Kids save grandmother suffering from stroke

LAKELAND, Fla. (WFLA) – Two North Lakeland Elementary School students are being hailed as heroes after they helped their ailing grandmother, by driving a car when she had a medial emergency while behind the wheel.

Darrell Kennedy is a fourth grader and his sister Ahnlyse, a first grader, were able to drive through down very busy Florida Avenue and navigate the car safely without anyone getting hurt.

“We made it through two blocks and my grandma she looked like she was sleeping, but she was on the side of the road,” Darrell said.

This is what happened according to the Polk County School District:

“On June 6, Darrell, who was 8 at the time, and Anhlyse, who was 6 at the time, were with their 67-year-old grandmother while mom was working.  Shortly after noon, mom received a call from Anhlyse saying that Mema had fallen and they were going to the store to get her a cane. Approximately 30 minutes later, she receives another call but this time it’s a paramedic and they ask her what her relationship was to Gloria Jackson or Mema.

The paramedic explained that her mother was showing signs of possibly having had a stroke and was being taken to the hospital. He also said that the children would be remaining with the staff at the Wood Spring Suites until mom could arrive to pick them up.

Mom spoke with the children briefly and assured them she was on the way. As they started to grasp what was happening, they began to cry asked if their Mema was going to be alright? Mom said, ‘I told them yes, she was going to be OK.’

When mom finally arrived at the hotel, the ambulance was just departing to take her mother to the hospital.

‘I gathered up my babies and quickly thanked the staff for looking after them and for all their help. The children began to sob again as we all get into the car and head to the hospital and they began to tell me the story.’

Darrell started at the beginning and said that Mema was laying in bed and tried to reach her cellphone and fell on the floor. He and his sister tried to help her up and she was saying “let’s go get something to…..” and the remainder of the sentence was gibberish.

They asked her if they should call for help and they still couldn’t understand her. Some time passed, they weren’t sure how long but they continued to “get ready” and she finally said they were going to get something to eat. As they exited the front door, Mema’s knees buckled and she fell backward.  Again they got Mema to her feet and into the car.

Mema managed to drive maybe 100 feet to the first stop sign, which was Denice Avenue and N. Florida Avenue and then she asked Darrell to come up into the front seat, which she never allows.

“We got in the road and we missed a turn and the people behind me started honking the horn and my brother put his hand out the window and said stop and they couldn’t hear him and so he was driving,” Ahnlyse said.
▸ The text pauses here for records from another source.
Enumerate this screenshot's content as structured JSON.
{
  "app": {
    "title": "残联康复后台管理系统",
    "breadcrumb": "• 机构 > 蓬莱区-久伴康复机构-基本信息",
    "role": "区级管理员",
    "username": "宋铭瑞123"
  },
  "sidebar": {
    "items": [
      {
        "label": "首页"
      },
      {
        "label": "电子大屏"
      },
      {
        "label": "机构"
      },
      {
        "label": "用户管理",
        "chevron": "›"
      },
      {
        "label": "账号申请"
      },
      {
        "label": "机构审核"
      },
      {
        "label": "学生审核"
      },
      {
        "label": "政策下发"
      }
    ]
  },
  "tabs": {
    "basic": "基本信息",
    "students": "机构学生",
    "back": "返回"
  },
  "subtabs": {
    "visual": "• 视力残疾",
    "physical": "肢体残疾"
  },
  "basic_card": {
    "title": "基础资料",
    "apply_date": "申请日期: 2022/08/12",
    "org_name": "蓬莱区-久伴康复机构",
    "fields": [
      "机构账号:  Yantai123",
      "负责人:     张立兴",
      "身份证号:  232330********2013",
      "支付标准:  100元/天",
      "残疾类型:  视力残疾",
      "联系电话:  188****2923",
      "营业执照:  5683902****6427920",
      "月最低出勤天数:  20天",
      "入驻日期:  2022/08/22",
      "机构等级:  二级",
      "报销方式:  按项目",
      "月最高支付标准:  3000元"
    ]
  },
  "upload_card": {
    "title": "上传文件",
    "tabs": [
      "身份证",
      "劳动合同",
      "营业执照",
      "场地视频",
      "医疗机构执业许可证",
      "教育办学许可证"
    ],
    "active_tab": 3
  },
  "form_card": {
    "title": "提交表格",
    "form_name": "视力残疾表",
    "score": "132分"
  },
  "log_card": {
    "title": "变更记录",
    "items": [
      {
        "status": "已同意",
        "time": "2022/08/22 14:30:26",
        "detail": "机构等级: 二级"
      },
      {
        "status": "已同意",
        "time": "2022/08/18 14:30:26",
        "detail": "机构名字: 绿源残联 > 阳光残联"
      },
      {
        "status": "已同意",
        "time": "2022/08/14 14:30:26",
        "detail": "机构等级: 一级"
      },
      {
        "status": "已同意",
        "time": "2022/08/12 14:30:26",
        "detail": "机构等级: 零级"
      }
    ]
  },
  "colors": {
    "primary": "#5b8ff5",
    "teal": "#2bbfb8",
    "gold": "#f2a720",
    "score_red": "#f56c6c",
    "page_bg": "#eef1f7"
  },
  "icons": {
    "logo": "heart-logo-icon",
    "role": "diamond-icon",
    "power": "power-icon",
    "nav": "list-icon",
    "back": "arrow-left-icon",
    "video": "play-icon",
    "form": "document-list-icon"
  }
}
They continued to travel north on N. Florida Avenue and he noticed that Mema was all over the road and when he looked over at her, she looked like she was asleep. By the grace of God, they drove safely through the intersection of N. Florida Avenue and Robson Street without stopping and without incident. The car continued northbound and now other cars were honking at them as they drove, slowly,  approximately 19 mph (Darrell said he looked at the speedometer).

Darrell reached his hands out the window in a waving motion trying to get someone’s attention to tell them that his Mema wasn’t feeling well but it didn’t help. He did the next best thing he knew to do. He instructs his little sister to get up front and had her sit to the right of the driver’s seat next to Mema. The two were trying to help their grandmother drive by putting his hands on the steering wheel and pressing the gas and break pedals.  They went through the next intersection which was N. Florida and Carpenters Way. They tried to get Mema to turn but she didn’t.
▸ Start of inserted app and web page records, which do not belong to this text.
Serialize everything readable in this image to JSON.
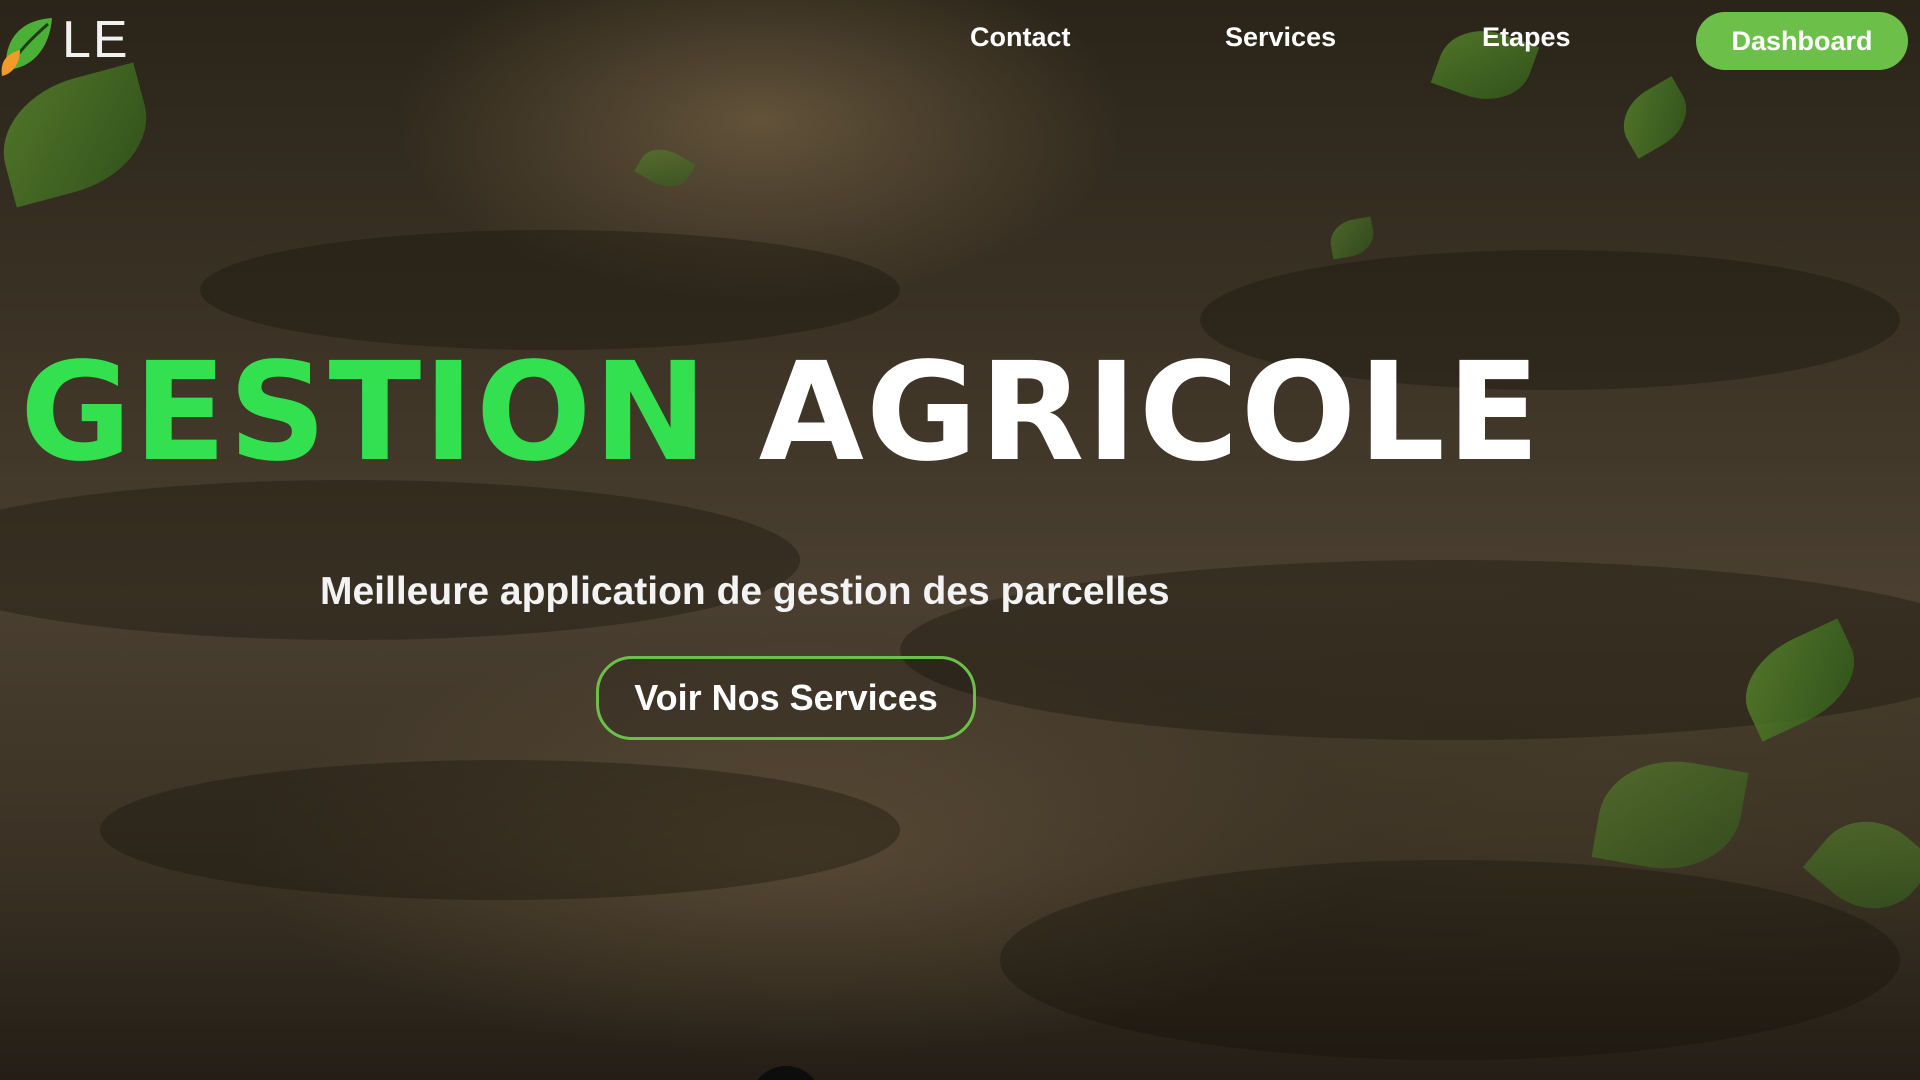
{
  "header": {
    "logo_text": "LE",
    "nav": [
      {
        "label": "Contact"
      },
      {
        "label": "Services"
      },
      {
        "label": "Etapes"
      }
    ],
    "dashboard_label": "Dashboard"
  },
  "hero": {
    "title_green": "GESTION",
    "title_white": "AGRICOLE",
    "subtitle": "Meilleure application de gestion des parcelles",
    "cta_label": "Voir Nos Services"
  },
  "colors": {
    "accent_green": "#33e04f",
    "button_green": "#6cc04a",
    "text_white": "#ffffff"
  }
}
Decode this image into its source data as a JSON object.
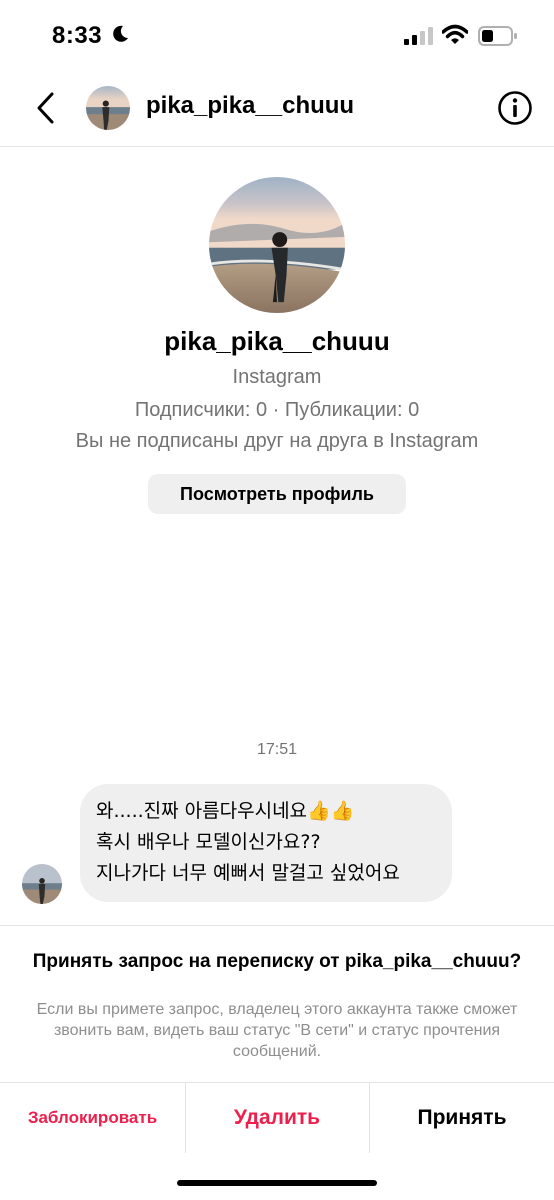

They barely missed colliding with two cars before they were finally able to steer the car into the parking lot of the Wood Springs Suite Lakeland parking lot, running into the curb in the process.

A maintenance worker noticed them and came to see if they were OK and that’s when Darrell and Anhlyse said they needed help for their Mema and paramedics arrived shortly afterward. They provided the necessary information about their Mema’s name for emergency workers at the scene, and once they were at the hospital, the children retold the story to the doctors and nurses in order for them to develop a timeline and determine proper protocol and best medications to reverse the effects of the stroke. Their ability to do so was crucial is their Mema’s treatment and recovery.

“You know as a single mother you just wonder are you raising your kids right and when God gives you that confirmation… that just keep going.,. keep doing what you’re doing,” mom Alicia  Kennedy said.

The story of the two little kids and their grandmother spread throughout the hospital with so many people asking to meet them.

Kennedy was also going through her mother’s phone at the hospital and discovered that sometime during the ordeal Darrell had also googled “How To Drive A Stick Shift” even thought the car was an automatic.

Two days later, Mema was discharged from the hospital and she is continuing to recover, all because these two young ones found a way to figure out what to do and then did the right thing.”

The two children were recently honored by Lakeland Police.

“Very proud… very proud and blessed to be their mother,” Alicia Kennedy said.